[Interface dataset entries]
--------

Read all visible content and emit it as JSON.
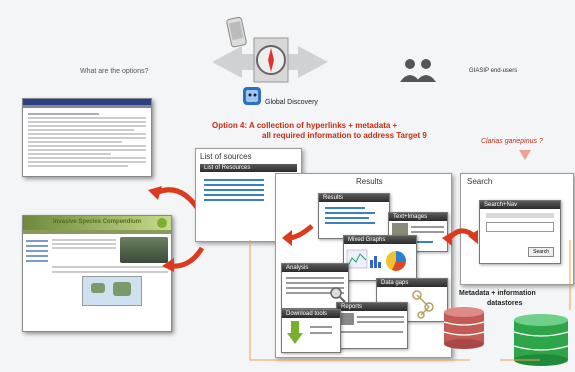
{
  "header": {
    "question": "What are the options?",
    "end_users": "GIASIP end-users",
    "global_discovery": "Global Discovery"
  },
  "option": {
    "line1": "Option 4: A collection of hyperlinks + metadata +",
    "line2": "all required information to address Target 9"
  },
  "query": {
    "text": "Clarias gariepinus ?"
  },
  "website": {
    "title": "Invasive Species Compendium"
  },
  "panels": {
    "sources_title": "List of sources",
    "sources_bar": "List of Resources",
    "results_title": "Results",
    "results_sub": "Results",
    "search_title": "Search",
    "search_bar": "Search+Nav",
    "search_button": "Search"
  },
  "windows": {
    "text_images": "Text+Images",
    "mixed_graphs": "Mixed Graphs",
    "analysis": "Analysis",
    "data_gaps": "Data gaps",
    "reports": "Reports",
    "download": "Download tools"
  },
  "datastores": {
    "label_line1": "Metadata + information",
    "label_line2": "datastores"
  },
  "colors": {
    "accent_red": "#cc2b12",
    "arrow_red": "#dc3a1c",
    "link_blue": "#3d7fc4",
    "db_red": "#c25a55",
    "db_green": "#2fa54a"
  }
}
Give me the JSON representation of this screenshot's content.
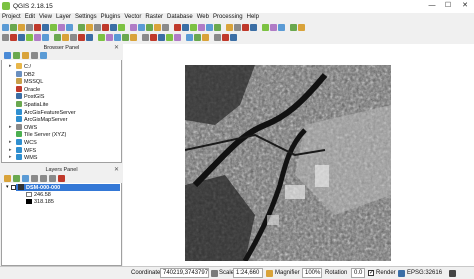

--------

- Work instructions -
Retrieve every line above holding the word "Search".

- Reply to the task -
    "search_title": "Search",
    "search_bar": "Search+Nav",
    "search_button": "Search"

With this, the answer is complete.